Ford Motor Co. criticized the EU's decision to delay a vote on imposing stricter CO2 emissions for all new cars in the European Union starting in 2020.
Representatives of EU countries on Thursday postponed a decision on limiting to average fleet CO2 emissions to 95 grams per kilometer after a late intervention from Germany.
Berlin is worried that the target will harm the country's luxury carmakers such as BMW and Mercedes-Benz, which mainly sell large vehicles with high emissions.
Ford Motor said it was disappointed that a minority of member states was able to delay a "well-balanced" agreement.
"As a company committed to meaningful CO2 emission reductions through advanced technology, Ford is disappointed. We will now have to regroup within the industry to determine the next steps," Ford said.
German Chancellor Angela Merkel said that she blocked the deal because of concerns the measure would cost jobs in the auto industry. "This is also about employment," Merkel told reporters in Brussels on Friday after a European Union summit.
"At a time when we're spending days sitting here talking about employment, we have to take care that, notwithstanding the need to make progress on environmental protection, we don't weaken our own industrial base," Merkel said.
A spokeswoman for Ireland, which holds the rotating EU presidency, said several delegations had asked for more time to study the agreement. The UK and the Netherlands also supported a postponement.
German automakers complain that tougher CO2 limits favor French automakers Renault, PSA/Peugeot-Citroen and Italy's Fiat that mainly sell smaller cars with low emissions.
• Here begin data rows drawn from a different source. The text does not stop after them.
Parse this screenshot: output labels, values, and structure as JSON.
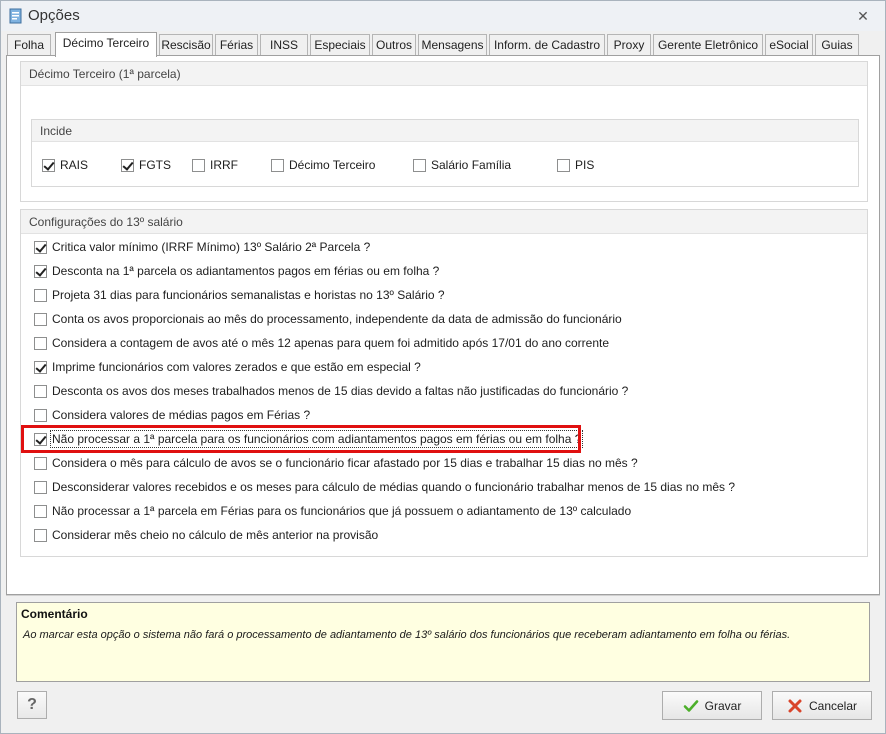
{
  "window": {
    "title": "Opções",
    "close_glyph": "✕"
  },
  "tabs": [
    {
      "label": "Folha"
    },
    {
      "label": "Décimo Terceiro",
      "active": true
    },
    {
      "label": "Rescisão"
    },
    {
      "label": "Férias"
    },
    {
      "label": "INSS"
    },
    {
      "label": "Especiais"
    },
    {
      "label": "Outros"
    },
    {
      "label": "Mensagens"
    },
    {
      "label": "Inform. de Cadastro"
    },
    {
      "label": "Proxy"
    },
    {
      "label": "Gerente Eletrônico"
    },
    {
      "label": "eSocial"
    },
    {
      "label": "Guias"
    }
  ],
  "group1": {
    "title": "Décimo Terceiro (1ª parcela)",
    "incide": {
      "title": "Incide",
      "options": [
        {
          "label": "RAIS",
          "checked": true
        },
        {
          "label": "FGTS",
          "checked": true
        },
        {
          "label": "IRRF",
          "checked": false
        },
        {
          "label": "Décimo Terceiro",
          "checked": false
        },
        {
          "label": "Salário Família",
          "checked": false
        },
        {
          "label": "PIS",
          "checked": false
        }
      ]
    }
  },
  "group2": {
    "title": "Configurações do 13º salário",
    "options": [
      {
        "label": "Critica valor mínimo (IRRF Mínimo) 13º Salário 2ª Parcela ?",
        "checked": true
      },
      {
        "label": "Desconta na 1ª parcela os adiantamentos pagos em férias ou em folha ?",
        "checked": true
      },
      {
        "label": "Projeta 31 dias para funcionários semanalistas e horistas no 13º Salário ?",
        "checked": false
      },
      {
        "label": "Conta os avos proporcionais ao mês do processamento, independente da data de admissão do funcionário",
        "checked": false
      },
      {
        "label": "Considera a contagem de avos até o mês 12 apenas para quem foi admitido após 17/01 do ano corrente",
        "checked": false
      },
      {
        "label": "Imprime funcionários com valores zerados e que estão em especial ?",
        "checked": true
      },
      {
        "label": "Desconta os avos dos meses trabalhados menos de 15 dias devido a faltas não justificadas do funcionário ?",
        "checked": false
      },
      {
        "label": "Considera valores de médias pagos em Férias ?",
        "checked": false
      },
      {
        "label": "Não processar a 1ª parcela para os funcionários com adiantamentos pagos em férias ou em folha ?",
        "checked": true,
        "highlighted": true
      },
      {
        "label": "Considera o mês para cálculo de avos se o funcionário ficar afastado por 15 dias e trabalhar 15 dias no mês ?",
        "checked": false
      },
      {
        "label": "Desconsiderar valores recebidos e os meses para cálculo de médias quando o funcionário trabalhar menos de 15 dias no mês ?",
        "checked": false
      },
      {
        "label": "Não processar a 1ª parcela em Férias para os funcionários que já possuem o adiantamento de 13º calculado",
        "checked": false
      },
      {
        "label": "Considerar mês cheio no cálculo de mês anterior na provisão",
        "checked": false
      }
    ]
  },
  "comment": {
    "title": "Comentário",
    "text": "Ao marcar esta opção o sistema não fará o processamento de adiantamento de 13º salário dos funcionários que receberam adiantamento em folha ou férias."
  },
  "buttons": {
    "help": "?",
    "save": "Gravar",
    "cancel": "Cancelar"
  },
  "colors": {
    "highlight": "#e01010",
    "comment_bg": "#ffffe1",
    "save_icon": "#4caf2a",
    "cancel_icon": "#d9452b"
  }
}
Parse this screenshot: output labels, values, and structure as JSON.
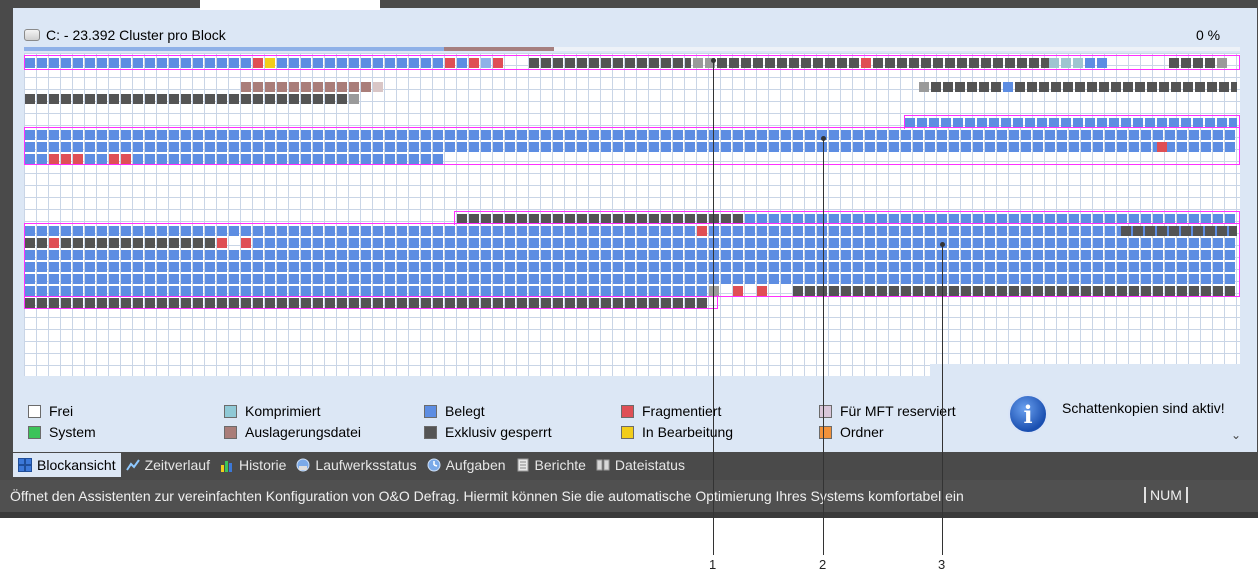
{
  "header": {
    "title": "C: - 23.392 Cluster pro Block",
    "percent": "0 %"
  },
  "legend": [
    {
      "label": "Frei",
      "color": "#ffffff"
    },
    {
      "label": "System",
      "color": "#3cc35a"
    },
    {
      "label": "Komprimiert",
      "color": "#8fc9d6"
    },
    {
      "label": "Auslagerungsdatei",
      "color": "#a97d79"
    },
    {
      "label": "Belegt",
      "color": "#5d8de2"
    },
    {
      "label": "Exklusiv gesperrt",
      "color": "#545454"
    },
    {
      "label": "Fragmentiert",
      "color": "#df4f55"
    },
    {
      "label": "In Bearbeitung",
      "color": "#f2cd1a"
    },
    {
      "label": "Für MFT reserviert",
      "color": "#d9c6d9"
    },
    {
      "label": "Ordner",
      "color": "#f2923a"
    }
  ],
  "info": {
    "text": "Schattenkopien sind aktiv!",
    "icon": "info-icon"
  },
  "tabs": [
    {
      "label": "Blockansicht",
      "icon": "block-view-icon",
      "active": true
    },
    {
      "label": "Zeitverlauf",
      "icon": "timeline-icon",
      "active": false
    },
    {
      "label": "Historie",
      "icon": "history-chart-icon",
      "active": false
    },
    {
      "label": "Laufwerksstatus",
      "icon": "drive-status-icon",
      "active": false
    },
    {
      "label": "Aufgaben",
      "icon": "tasks-icon",
      "active": false
    },
    {
      "label": "Berichte",
      "icon": "reports-icon",
      "active": false
    },
    {
      "label": "Dateistatus",
      "icon": "file-status-icon",
      "active": false
    }
  ],
  "statusbar": {
    "text": "Öffnet den Assistenten zur vereinfachten Konfiguration von O&O Defrag. Hiermit können Sie die automatische Optimierung Ihres Systems komfortabel ein",
    "num": "NUM"
  },
  "callouts": [
    "1",
    "2",
    "3"
  ],
  "colors": {
    "used": "#5d8de2",
    "locked": "#545454",
    "fragmented": "#df4f55",
    "paging": "#a97d79",
    "selection": "#ff30ff",
    "background": "#dce7f5"
  }
}
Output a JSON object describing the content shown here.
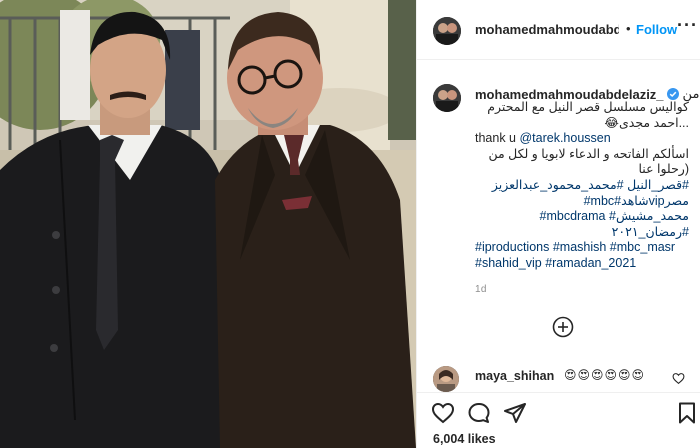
{
  "post": {
    "username": "mohamedmahmoudabdelaziz_",
    "follow_label": "Follow",
    "dot": "•",
    "more": "···",
    "caption": {
      "username": "mohamedmahmoudabdelaziz_",
      "first_word": "من",
      "lines": [
        {
          "text": "كواليس مسلسل قصر النيل مع المحترم",
          "rtl": true,
          "tag": false
        },
        {
          "text": "...احمد مجدى😂",
          "rtl": true,
          "tag": false
        },
        {
          "text": "thank u ",
          "rtl": false,
          "tag": false,
          "mention": "@tarek.houssen"
        },
        {
          "text": "اسألكم الفاتحه و الدعاء لابويا و لكل من",
          "rtl": true,
          "tag": false
        },
        {
          "text": "(رحلوا عنا",
          "rtl": true,
          "tag": false
        },
        {
          "text": "#قصر_النيل #محمد_محمود_عبدالعزيز",
          "rtl": true,
          "tag": true
        },
        {
          "text": "#mbc#شاهدvipمصر",
          "rtl": true,
          "tag": true
        },
        {
          "text": "#mbcdrama #محمد_مشيش",
          "rtl": true,
          "tag": true
        },
        {
          "text": "#رمضان_٢٠٢١",
          "rtl": true,
          "tag": true
        },
        {
          "text": "#iproductions #mashish #mbc_masr",
          "rtl": false,
          "tag": true
        },
        {
          "text": "#shahid_vip #ramadan_2021",
          "rtl": false,
          "tag": true
        }
      ],
      "time": "1d"
    },
    "comment": {
      "username": "maya_shihan",
      "text": "😍😍😍😍😍😍"
    },
    "likes": "6,004 likes"
  },
  "icons": {
    "verified": "verified-badge-icon",
    "load_more": "plus-circle-icon",
    "like": "heart-icon",
    "comment": "comment-bubble-icon",
    "share": "paper-plane-icon",
    "save": "bookmark-icon"
  },
  "colors": {
    "link": "#00376b",
    "follow": "#0095f6",
    "verified": "#3897f0",
    "muted": "#8e8e8e",
    "border": "#efefef"
  }
}
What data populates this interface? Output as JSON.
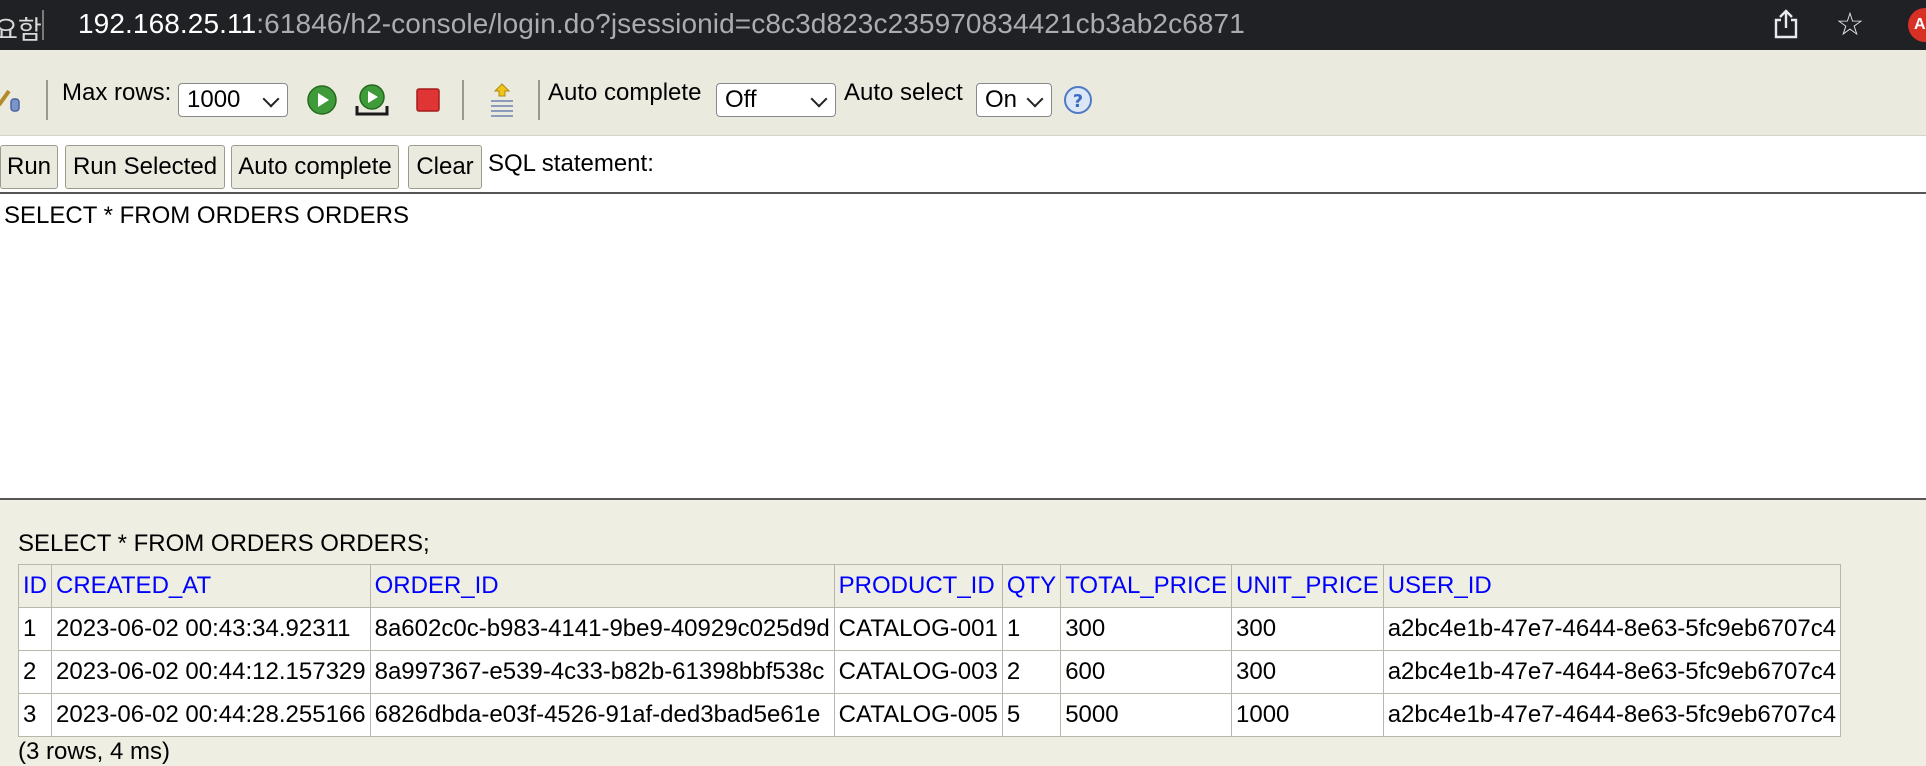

Germany has been lobbying for weeks to shelter its premium car sector from the tighter regulations by campaigning for loopholes, known as supercredits. These allow manufacturers to carry on producing vehicles with high emissions provided they also make some very low emissions vehicles.
"With such an important policy decision, it's important that prudence trumps speed," German auto-industry lobby VDA said in a statement. "Therefore, it's correct that sufficient time to review compromise suggestions are allowed."
On Monday, Ireland brokered a compromise deal that allowed automakers to continue to offset sales of electric and other green vehicles against those of cars with high emissions, but the agreement achieved less than Germany had hoped for.
The deal needed qualified-majority support from national governments. That failed to materialize at a two-day meeting of EU leaders billed as a jobs summit that ended on Friday. It now falls to Lithuania, which takes over the bloc's rotating presidency from Ireland on July 1, to propose a new date for a decision on the matter.
Campaigners have voiced outrage at Germany's tactics, saying consumers risk missing out on the savings linked to lower-emission, more fuel efficient cars, as well as being bad for climate policy.
Monique Goyens, director general of the European Consumer Organization (BEUC) said it was "a clear case of the concerns of a handful of companies taking precedence over consumers' interests."
The 95g/km CO2 limit is equivalent to gasoline use of 4 liters per 100km, 59 U.S. mpg or 71 UK mpg. Supporters say the target would encourage innovation as well as reduce CO2 emissions that are said to contribute to climate change.